Acute and chronic tendinopathies at the elbow

Curr Opin Rheumatol. 1999 Mar;11(2):138-43. doi: 10.1097/00002281-199903000-00010.


Chronic elbow tendinitis (medial or lateral epicondylitis and triceps tendinitis) are common disorders that, overall, have a good prognosis but, even with optimum management, require a minimum of 3 to 6 months to resolve. Patient education, activity modification, splinting, and corticosteroid injections each serve a role in symptom resolution; surgery is required in less than 10% of cases and has a similarly long period (3 to 6 months) of recovery. Acute tendon injuries (biceps and triceps ruptures) require early (< 4 weeks) surgical repair but may be misdiagnosed, thus delaying management and requiring more involved surgical reconstruction. With appropriate treatment, the prognosis for each of these disorders is very good.

Publication types

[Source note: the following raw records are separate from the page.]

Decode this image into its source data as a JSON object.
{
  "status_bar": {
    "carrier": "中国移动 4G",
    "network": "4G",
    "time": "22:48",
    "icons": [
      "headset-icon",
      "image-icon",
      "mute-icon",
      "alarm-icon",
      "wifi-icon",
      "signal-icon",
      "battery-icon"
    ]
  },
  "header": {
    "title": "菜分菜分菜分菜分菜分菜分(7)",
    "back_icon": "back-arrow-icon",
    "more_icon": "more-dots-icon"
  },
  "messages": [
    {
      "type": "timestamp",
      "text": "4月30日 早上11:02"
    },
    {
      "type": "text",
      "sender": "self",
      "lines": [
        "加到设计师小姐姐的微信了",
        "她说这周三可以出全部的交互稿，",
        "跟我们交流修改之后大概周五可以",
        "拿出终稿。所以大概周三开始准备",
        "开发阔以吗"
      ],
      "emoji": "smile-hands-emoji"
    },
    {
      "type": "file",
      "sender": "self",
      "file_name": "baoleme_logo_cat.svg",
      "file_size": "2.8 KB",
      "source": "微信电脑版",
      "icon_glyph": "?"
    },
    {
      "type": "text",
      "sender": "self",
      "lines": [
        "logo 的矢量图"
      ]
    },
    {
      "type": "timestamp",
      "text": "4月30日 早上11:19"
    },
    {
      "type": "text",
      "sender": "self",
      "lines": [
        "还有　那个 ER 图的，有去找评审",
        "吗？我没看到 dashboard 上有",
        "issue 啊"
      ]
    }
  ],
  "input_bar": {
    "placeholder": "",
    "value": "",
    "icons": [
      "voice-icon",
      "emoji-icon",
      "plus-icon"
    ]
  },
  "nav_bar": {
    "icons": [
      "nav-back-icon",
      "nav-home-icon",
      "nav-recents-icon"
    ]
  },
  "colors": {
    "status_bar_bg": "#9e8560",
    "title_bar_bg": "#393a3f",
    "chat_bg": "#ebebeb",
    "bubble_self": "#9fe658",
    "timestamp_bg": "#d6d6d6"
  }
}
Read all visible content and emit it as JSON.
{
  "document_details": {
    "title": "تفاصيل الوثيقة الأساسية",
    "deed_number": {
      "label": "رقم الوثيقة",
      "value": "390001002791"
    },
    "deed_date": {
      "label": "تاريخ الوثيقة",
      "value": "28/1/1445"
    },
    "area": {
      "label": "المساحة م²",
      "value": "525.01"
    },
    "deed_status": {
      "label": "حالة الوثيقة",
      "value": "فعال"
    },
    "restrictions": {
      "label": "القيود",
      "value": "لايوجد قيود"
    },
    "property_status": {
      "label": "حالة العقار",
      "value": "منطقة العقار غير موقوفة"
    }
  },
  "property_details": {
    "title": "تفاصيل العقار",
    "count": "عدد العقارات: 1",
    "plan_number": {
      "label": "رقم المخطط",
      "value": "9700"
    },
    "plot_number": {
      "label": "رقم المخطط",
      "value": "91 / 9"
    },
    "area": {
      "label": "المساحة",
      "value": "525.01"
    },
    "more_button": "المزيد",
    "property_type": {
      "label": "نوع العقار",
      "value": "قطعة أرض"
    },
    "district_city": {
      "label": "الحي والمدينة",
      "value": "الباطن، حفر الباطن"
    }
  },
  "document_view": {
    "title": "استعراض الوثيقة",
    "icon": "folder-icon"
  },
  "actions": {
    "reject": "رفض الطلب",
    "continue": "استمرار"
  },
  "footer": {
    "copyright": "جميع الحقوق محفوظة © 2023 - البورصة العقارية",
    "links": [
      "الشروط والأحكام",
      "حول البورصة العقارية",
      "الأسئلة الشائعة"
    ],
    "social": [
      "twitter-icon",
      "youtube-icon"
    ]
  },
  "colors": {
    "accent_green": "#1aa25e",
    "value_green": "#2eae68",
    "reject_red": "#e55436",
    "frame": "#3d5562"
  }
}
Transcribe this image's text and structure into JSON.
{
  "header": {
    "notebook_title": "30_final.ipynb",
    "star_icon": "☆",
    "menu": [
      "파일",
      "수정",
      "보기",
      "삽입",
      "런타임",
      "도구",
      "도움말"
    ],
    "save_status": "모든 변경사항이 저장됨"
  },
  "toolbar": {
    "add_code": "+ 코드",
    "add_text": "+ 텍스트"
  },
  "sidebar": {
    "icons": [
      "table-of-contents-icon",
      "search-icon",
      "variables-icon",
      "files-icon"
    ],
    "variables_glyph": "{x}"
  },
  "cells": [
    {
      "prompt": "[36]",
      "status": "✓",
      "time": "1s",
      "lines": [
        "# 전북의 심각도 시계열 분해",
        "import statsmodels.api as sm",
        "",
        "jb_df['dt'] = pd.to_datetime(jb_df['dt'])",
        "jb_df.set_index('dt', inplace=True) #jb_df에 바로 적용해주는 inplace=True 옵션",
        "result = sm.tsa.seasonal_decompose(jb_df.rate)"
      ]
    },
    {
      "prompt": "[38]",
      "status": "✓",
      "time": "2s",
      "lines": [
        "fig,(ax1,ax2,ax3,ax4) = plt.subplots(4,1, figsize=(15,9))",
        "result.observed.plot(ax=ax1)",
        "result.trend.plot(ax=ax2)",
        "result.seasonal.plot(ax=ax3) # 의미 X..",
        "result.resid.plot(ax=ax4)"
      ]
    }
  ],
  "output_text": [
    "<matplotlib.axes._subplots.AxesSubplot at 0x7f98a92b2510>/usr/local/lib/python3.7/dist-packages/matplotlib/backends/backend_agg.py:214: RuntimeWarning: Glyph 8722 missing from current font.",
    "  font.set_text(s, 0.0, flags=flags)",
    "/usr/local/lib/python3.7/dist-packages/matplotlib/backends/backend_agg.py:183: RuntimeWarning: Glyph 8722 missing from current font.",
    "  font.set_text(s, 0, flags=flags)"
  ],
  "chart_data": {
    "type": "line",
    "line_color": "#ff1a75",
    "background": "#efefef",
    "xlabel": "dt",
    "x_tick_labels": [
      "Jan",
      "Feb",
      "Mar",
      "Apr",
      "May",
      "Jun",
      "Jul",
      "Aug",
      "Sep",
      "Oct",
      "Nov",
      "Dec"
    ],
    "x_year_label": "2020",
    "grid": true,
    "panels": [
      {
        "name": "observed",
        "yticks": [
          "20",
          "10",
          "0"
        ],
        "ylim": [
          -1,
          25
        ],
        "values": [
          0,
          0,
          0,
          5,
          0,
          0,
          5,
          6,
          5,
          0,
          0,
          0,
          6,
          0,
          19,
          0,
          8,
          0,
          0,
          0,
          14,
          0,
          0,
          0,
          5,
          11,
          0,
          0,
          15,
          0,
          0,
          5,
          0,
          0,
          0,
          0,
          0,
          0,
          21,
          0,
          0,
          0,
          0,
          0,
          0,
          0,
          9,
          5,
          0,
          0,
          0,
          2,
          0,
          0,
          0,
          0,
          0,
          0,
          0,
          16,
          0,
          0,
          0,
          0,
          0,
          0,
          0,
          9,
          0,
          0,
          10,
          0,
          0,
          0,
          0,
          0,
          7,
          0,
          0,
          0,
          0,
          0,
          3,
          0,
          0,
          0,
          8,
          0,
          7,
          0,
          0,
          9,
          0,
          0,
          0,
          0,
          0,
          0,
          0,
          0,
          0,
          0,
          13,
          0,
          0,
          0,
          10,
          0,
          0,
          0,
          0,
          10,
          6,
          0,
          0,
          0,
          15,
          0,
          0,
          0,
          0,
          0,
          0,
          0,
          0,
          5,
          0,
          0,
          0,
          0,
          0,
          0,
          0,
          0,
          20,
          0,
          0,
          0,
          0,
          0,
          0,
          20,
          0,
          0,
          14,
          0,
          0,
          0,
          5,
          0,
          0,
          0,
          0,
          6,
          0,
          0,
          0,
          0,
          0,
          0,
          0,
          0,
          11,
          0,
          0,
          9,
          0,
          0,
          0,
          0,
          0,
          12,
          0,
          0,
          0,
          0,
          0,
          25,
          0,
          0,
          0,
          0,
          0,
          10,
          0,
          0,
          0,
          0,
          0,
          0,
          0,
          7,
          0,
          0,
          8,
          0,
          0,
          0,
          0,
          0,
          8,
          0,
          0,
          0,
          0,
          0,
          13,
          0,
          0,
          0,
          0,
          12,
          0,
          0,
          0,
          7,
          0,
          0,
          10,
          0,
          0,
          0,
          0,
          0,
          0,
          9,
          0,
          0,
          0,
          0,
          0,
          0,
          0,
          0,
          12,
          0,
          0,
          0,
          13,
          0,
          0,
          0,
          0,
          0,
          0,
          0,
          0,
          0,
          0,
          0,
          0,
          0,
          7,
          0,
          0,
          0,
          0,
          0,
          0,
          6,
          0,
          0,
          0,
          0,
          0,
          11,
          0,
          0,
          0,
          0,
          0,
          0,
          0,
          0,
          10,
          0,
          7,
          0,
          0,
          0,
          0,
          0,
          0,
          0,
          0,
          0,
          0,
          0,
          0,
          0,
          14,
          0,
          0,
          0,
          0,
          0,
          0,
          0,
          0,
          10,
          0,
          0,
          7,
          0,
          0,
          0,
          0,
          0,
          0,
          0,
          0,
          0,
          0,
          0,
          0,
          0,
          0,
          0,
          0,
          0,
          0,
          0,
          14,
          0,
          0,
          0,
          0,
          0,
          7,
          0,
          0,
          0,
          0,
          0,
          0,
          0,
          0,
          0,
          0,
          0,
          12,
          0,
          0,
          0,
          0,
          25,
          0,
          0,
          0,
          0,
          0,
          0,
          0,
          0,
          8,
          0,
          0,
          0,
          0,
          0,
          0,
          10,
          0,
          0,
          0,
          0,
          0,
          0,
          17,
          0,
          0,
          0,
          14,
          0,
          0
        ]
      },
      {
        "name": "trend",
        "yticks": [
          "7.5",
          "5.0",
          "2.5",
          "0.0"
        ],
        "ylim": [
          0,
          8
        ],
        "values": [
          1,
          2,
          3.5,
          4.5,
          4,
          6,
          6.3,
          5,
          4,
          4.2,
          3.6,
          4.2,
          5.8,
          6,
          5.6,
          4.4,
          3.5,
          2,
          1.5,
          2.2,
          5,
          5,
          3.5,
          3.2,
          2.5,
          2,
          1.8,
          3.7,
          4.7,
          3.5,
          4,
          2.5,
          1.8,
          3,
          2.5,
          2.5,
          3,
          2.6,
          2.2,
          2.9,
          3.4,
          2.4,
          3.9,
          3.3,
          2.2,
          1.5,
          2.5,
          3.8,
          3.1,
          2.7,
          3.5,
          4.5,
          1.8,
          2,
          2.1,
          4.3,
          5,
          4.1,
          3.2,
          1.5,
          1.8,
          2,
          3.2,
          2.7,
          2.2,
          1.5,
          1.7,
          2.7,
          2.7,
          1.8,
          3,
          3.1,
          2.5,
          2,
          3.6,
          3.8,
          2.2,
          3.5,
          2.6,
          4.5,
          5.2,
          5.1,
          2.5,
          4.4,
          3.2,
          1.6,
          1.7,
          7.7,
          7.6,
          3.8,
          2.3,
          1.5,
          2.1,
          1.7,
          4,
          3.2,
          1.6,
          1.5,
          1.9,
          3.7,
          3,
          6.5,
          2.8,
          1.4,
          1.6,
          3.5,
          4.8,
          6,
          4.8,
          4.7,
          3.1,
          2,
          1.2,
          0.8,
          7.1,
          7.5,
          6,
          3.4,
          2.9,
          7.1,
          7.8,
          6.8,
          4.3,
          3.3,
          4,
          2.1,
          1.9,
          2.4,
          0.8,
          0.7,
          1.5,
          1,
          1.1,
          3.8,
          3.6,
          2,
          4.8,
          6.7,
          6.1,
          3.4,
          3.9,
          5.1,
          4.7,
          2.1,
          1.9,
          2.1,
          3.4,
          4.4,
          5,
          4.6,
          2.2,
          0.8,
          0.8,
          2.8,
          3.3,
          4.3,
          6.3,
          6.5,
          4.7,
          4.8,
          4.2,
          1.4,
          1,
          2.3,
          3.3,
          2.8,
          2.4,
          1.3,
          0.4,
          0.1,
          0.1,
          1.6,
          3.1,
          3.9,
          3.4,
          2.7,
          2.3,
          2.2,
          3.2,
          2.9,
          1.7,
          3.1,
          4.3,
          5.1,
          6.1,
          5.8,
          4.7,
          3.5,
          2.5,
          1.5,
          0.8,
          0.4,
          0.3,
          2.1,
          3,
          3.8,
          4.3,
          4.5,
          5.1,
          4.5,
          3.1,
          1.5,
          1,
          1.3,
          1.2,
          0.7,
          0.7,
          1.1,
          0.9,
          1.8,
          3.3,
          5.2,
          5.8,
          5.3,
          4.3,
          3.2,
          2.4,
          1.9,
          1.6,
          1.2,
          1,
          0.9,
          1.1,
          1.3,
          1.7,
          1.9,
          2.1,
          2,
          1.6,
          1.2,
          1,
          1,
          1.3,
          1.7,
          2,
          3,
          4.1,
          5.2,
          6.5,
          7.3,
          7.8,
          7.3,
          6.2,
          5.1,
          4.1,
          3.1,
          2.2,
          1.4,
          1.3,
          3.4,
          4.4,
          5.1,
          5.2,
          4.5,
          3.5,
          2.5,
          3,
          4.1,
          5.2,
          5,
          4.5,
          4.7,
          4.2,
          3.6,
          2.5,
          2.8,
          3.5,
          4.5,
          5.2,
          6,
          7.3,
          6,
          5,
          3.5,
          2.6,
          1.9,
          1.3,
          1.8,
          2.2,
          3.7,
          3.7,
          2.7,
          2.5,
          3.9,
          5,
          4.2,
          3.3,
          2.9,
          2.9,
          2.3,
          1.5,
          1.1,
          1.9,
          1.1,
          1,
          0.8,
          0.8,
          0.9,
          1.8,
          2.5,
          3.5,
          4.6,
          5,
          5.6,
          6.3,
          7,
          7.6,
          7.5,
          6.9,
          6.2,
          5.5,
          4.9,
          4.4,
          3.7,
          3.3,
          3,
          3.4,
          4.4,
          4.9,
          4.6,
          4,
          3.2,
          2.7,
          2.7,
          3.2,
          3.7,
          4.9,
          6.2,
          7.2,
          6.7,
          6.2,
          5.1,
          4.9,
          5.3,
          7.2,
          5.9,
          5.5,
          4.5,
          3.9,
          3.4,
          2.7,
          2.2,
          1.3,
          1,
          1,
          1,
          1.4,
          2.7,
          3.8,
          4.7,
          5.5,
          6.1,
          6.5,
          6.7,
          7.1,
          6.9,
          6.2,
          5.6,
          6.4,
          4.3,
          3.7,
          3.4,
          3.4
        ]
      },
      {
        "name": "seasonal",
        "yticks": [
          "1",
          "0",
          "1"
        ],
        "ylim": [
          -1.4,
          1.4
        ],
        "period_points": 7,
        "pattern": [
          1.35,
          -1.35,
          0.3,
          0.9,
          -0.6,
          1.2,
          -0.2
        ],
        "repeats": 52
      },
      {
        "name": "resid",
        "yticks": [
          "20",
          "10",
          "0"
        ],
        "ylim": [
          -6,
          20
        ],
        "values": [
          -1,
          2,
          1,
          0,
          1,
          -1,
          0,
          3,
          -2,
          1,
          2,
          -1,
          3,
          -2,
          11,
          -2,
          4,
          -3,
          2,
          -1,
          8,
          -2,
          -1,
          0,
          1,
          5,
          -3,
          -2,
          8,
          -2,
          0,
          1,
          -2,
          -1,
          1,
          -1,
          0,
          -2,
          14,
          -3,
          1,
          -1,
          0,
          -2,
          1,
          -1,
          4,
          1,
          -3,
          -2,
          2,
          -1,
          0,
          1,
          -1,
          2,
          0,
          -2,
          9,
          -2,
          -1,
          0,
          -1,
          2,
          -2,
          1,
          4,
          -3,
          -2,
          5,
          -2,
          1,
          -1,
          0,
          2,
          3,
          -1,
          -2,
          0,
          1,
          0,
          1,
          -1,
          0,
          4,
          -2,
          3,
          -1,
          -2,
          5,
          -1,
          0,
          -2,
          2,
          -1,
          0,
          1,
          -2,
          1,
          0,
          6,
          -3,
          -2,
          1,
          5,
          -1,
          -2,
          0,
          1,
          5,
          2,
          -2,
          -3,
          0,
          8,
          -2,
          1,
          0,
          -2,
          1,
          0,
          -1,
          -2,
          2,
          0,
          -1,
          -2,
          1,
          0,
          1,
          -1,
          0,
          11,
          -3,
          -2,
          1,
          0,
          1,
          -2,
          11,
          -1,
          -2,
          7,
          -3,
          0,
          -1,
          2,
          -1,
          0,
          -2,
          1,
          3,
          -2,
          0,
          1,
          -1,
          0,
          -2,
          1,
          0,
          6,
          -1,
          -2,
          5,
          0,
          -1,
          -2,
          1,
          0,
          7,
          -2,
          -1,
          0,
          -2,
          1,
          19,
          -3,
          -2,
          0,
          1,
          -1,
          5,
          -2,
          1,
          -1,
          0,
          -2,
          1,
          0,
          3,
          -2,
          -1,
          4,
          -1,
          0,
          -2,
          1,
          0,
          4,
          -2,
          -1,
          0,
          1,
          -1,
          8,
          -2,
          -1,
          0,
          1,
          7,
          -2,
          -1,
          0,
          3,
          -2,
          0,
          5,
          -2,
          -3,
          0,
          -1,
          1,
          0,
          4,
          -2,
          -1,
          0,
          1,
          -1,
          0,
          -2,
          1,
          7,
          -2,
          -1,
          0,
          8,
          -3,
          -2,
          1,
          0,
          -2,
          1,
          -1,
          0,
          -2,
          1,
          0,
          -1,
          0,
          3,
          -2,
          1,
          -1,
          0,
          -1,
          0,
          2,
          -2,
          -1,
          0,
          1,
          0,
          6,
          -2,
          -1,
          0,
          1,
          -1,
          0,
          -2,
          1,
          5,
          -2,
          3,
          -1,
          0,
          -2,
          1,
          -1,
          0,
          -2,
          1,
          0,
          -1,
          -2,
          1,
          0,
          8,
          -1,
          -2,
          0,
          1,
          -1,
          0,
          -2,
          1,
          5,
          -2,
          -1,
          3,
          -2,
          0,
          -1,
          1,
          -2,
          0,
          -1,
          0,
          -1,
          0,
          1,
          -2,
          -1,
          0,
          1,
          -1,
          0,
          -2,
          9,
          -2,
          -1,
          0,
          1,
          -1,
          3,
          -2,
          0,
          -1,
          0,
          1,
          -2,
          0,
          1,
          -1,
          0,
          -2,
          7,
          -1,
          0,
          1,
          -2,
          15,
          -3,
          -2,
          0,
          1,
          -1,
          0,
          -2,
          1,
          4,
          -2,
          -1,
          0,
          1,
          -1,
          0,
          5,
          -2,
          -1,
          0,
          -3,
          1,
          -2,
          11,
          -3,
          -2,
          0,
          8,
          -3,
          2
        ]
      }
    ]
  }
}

  • Review

MeSH terms

  • Acute Disease
  • Chronic Disease
  • Humans
  • Radiography
  • Tendinopathy / diagnostic imaging
  • Tendinopathy / physiopathology
  • Tendinopathy / surgery
  • Tennis Elbow* / diagnostic imaging
  • Tennis Elbow* / physiopathology
  • Tennis Elbow* / surgery